#### [Assignment]
What you return should be the lines of the data containing "view", each in full.

#### [Source information]
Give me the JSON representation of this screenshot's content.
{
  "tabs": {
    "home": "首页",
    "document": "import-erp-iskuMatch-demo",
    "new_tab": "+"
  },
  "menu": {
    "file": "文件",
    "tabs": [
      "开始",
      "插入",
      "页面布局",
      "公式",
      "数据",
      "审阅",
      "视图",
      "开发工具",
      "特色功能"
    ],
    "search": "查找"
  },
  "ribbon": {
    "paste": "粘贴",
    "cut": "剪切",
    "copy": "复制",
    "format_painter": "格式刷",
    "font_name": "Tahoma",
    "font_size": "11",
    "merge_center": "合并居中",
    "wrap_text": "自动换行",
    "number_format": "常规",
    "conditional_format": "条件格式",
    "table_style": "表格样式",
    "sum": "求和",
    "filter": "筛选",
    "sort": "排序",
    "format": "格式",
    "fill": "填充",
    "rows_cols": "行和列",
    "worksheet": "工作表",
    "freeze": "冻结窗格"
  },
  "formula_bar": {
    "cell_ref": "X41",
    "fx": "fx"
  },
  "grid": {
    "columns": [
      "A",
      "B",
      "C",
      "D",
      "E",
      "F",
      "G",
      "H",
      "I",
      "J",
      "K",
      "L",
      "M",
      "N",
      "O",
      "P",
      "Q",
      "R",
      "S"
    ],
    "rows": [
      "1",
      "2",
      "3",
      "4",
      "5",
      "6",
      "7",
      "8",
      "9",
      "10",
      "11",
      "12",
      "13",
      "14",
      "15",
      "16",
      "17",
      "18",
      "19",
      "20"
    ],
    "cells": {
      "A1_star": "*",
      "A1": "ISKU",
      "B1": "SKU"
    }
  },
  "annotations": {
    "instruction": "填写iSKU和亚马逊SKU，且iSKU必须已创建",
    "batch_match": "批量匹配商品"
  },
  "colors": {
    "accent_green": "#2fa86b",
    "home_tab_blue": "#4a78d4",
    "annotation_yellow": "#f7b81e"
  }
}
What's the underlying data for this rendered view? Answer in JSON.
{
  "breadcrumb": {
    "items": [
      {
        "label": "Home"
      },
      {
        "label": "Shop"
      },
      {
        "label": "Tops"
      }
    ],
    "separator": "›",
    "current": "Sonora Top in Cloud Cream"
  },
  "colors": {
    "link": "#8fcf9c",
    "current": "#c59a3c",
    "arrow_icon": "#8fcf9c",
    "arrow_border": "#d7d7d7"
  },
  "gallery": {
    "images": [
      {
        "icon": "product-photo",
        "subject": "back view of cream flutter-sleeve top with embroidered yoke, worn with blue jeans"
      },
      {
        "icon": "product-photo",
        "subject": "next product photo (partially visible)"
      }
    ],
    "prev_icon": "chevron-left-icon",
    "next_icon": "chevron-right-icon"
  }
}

#### [Exercise solution]
What's the underlying data for this rendered view? Answer in JSON.
        "subject": "back view of cream flutter-sleeve top with embroidered yoke, worn with blue jeans"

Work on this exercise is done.